▶ **Your assignment**: Copy each line of the data beneath in which the word "with" appears.

*** Block opens ***

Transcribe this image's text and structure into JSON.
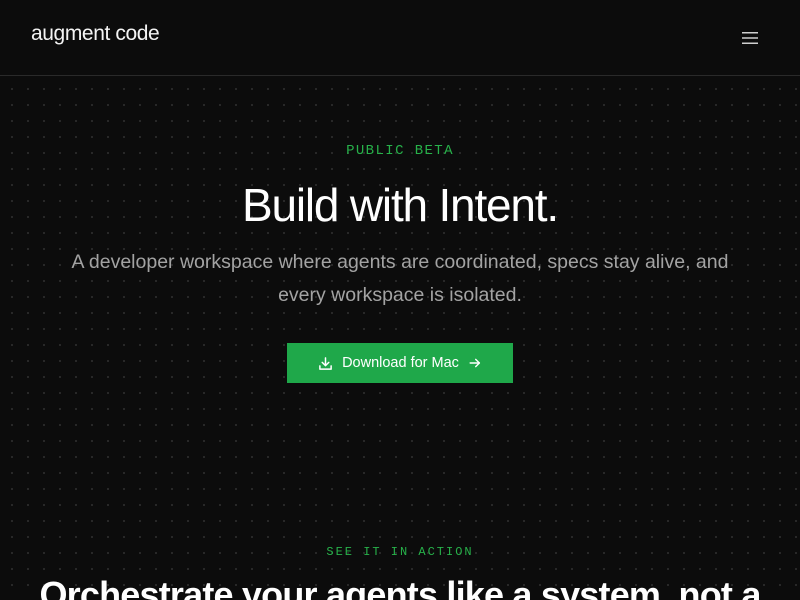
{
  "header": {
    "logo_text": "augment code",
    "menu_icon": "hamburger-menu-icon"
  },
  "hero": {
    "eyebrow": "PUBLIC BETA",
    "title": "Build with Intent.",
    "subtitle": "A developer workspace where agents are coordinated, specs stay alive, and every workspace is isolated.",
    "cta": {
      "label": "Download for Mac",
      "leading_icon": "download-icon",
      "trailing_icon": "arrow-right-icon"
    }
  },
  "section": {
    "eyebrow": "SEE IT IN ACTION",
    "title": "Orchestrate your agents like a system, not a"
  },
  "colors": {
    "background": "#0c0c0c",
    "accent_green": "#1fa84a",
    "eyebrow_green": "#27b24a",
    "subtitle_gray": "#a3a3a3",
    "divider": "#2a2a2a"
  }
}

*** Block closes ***
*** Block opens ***

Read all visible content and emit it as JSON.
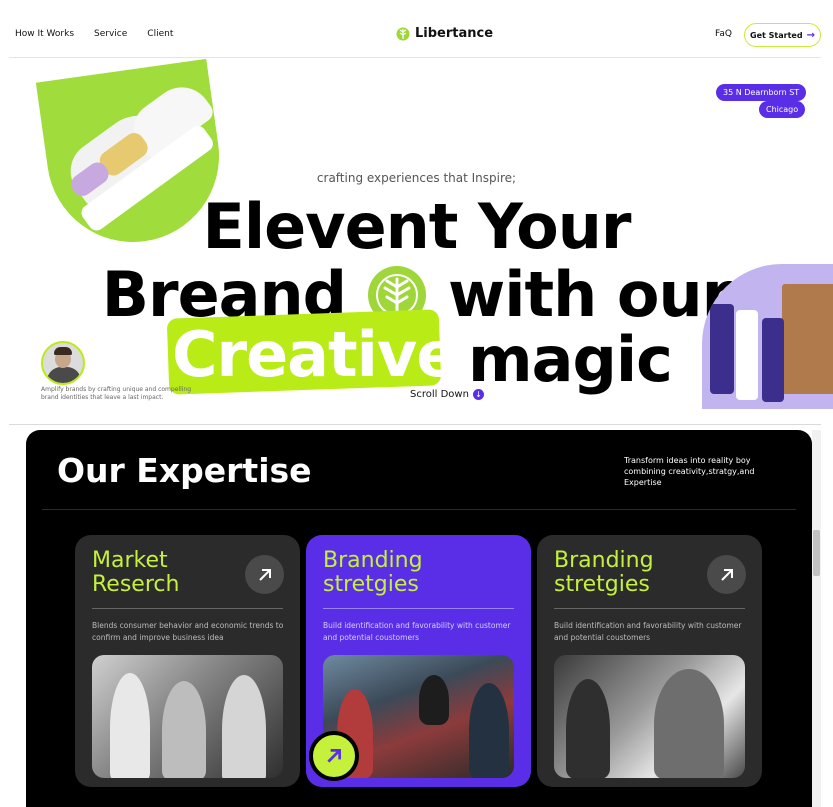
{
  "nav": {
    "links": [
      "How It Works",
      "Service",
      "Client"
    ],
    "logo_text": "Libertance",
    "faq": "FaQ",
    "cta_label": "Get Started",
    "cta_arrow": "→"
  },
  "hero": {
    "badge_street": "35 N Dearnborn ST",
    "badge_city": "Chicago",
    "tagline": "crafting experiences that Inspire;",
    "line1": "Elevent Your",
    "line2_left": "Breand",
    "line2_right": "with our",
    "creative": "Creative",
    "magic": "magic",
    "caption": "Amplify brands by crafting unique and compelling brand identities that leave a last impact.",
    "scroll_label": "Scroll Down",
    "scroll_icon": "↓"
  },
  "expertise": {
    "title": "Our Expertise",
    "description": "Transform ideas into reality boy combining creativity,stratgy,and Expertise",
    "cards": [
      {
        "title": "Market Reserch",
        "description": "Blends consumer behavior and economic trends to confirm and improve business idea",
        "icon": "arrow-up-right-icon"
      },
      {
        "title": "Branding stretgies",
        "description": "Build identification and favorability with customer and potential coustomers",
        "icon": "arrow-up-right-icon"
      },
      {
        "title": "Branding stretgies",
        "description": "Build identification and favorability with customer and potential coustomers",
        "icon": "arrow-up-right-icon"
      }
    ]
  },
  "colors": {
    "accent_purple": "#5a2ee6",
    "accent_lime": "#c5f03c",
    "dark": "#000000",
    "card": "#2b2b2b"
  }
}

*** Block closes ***

▶ **Task answer**:
    "title": "Build with Intent.",
    "line2_right": "with our",
        "description": "Build identification and favorability with customer and potential coustomers",
        "description": "Build identification and favorability with customer and potential coustomers",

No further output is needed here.